Make an exact copy of every entry, from the first line to the last.

◆ PROVIDED ENTRIES
^^^^^^^^

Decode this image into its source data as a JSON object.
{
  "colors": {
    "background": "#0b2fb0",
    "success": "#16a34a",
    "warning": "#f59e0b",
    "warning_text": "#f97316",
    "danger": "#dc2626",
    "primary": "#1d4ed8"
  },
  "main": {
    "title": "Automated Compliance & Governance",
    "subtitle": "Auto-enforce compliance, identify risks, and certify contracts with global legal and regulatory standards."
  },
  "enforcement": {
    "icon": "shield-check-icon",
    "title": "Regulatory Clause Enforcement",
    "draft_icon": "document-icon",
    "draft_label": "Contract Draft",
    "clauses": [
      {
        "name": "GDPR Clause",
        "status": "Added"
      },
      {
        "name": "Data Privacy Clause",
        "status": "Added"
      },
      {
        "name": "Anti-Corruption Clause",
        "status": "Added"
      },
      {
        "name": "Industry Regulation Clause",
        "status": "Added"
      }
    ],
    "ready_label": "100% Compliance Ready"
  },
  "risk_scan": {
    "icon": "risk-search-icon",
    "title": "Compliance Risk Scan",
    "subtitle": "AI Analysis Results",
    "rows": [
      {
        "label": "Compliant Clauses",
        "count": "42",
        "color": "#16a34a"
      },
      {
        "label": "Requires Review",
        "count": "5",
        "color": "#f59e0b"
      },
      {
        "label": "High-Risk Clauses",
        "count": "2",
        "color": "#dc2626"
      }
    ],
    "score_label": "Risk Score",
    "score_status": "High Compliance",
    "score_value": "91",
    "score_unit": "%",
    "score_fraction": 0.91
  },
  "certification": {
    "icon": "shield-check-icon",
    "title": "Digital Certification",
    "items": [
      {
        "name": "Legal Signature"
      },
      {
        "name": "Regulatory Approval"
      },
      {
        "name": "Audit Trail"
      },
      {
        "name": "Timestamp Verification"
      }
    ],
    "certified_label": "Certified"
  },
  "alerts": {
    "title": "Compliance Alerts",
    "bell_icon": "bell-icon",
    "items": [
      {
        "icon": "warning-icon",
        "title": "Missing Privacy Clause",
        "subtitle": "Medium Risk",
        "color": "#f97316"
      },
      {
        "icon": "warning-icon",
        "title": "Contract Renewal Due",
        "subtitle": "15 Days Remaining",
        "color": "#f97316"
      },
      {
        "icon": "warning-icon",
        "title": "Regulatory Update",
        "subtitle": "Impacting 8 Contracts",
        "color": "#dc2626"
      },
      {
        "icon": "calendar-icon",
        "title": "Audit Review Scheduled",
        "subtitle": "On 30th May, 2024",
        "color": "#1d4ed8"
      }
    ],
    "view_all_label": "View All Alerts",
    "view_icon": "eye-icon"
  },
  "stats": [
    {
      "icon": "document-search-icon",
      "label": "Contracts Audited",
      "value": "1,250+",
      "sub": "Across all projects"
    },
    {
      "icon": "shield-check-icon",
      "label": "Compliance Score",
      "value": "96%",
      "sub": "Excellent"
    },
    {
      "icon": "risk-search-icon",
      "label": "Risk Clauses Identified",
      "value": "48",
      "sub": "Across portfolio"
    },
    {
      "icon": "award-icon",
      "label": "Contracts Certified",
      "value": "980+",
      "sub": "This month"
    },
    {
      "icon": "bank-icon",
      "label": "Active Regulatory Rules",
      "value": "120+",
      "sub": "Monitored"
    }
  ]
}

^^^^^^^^

◆ ANSWER TO THIS TASK
Decode this image into its source data as a JSON object.
{
  "colors": {
    "background": "#0b2fb0",
    "success": "#16a34a",
    "warning": "#f59e0b",
    "warning_text": "#f97316",
    "danger": "#dc2626",
    "primary": "#1d4ed8"
  },
  "main": {
    "title": "Automated Compliance & Governance",
    "subtitle": "Auto-enforce compliance, identify risks, and certify contracts with global legal and regulatory standards."
  },
  "enforcement": {
    "icon": "shield-check-icon",
    "title": "Regulatory Clause Enforcement",
    "draft_icon": "document-icon",
    "draft_label": "Contract Draft",
    "clauses": [
      {
        "name": "GDPR Clause",
        "status": "Added"
      },
      {
        "name": "Data Privacy Clause",
        "status": "Added"
      },
      {
        "name": "Anti-Corruption Clause",
        "status": "Added"
      },
      {
        "name": "Industry Regulation Clause",
        "status": "Added"
      }
    ],
    "ready_label": "100% Compliance Ready"
  },
  "risk_scan": {
    "icon": "risk-search-icon",
    "title": "Compliance Risk Scan",
    "subtitle": "AI Analysis Results",
    "rows": [
      {
        "label": "Compliant Clauses",
        "count": "42",
        "color": "#16a34a"
      },
      {
        "label": "Requires Review",
        "count": "5",
        "color": "#f59e0b"
      },
      {
        "label": "High-Risk Clauses",
        "count": "2",
        "color": "#dc2626"
      }
    ],
    "score_label": "Risk Score",
    "score_status": "High Compliance",
    "score_value": "91",
    "score_unit": "%",
    "score_fraction": 0.91
  },
  "certification": {
    "icon": "shield-check-icon",
    "title": "Digital Certification",
    "items": [
      {
        "name": "Legal Signature"
      },
      {
        "name": "Regulatory Approval"
      },
      {
        "name": "Audit Trail"
      },
      {
        "name": "Timestamp Verification"
      }
    ],
    "certified_label": "Certified"
  },
  "alerts": {
    "title": "Compliance Alerts",
    "bell_icon": "bell-icon",
    "items": [
      {
        "icon": "warning-icon",
        "title": "Missing Privacy Clause",
        "subtitle": "Medium Risk",
        "color": "#f97316"
      },
      {
        "icon": "warning-icon",
        "title": "Contract Renewal Due",
        "subtitle": "15 Days Remaining",
        "color": "#f97316"
      },
      {
        "icon": "warning-icon",
        "title": "Regulatory Update",
        "subtitle": "Impacting 8 Contracts",
        "color": "#dc2626"
      },
      {
        "icon": "calendar-icon",
        "title": "Audit Review Scheduled",
        "subtitle": "On 30th May, 2024",
        "color": "#1d4ed8"
      }
    ],
    "view_all_label": "View All Alerts",
    "view_icon": "eye-icon"
  },
  "stats": [
    {
      "icon": "document-search-icon",
      "label": "Contracts Audited",
      "value": "1,250+",
      "sub": "Across all projects"
    },
    {
      "icon": "shield-check-icon",
      "label": "Compliance Score",
      "value": "96%",
      "sub": "Excellent"
    },
    {
      "icon": "risk-search-icon",
      "label": "Risk Clauses Identified",
      "value": "48",
      "sub": "Across portfolio"
    },
    {
      "icon": "award-icon",
      "label": "Contracts Certified",
      "value": "980+",
      "sub": "This month"
    },
    {
      "icon": "bank-icon",
      "label": "Active Regulatory Rules",
      "value": "120+",
      "sub": "Monitored"
    }
  ]
}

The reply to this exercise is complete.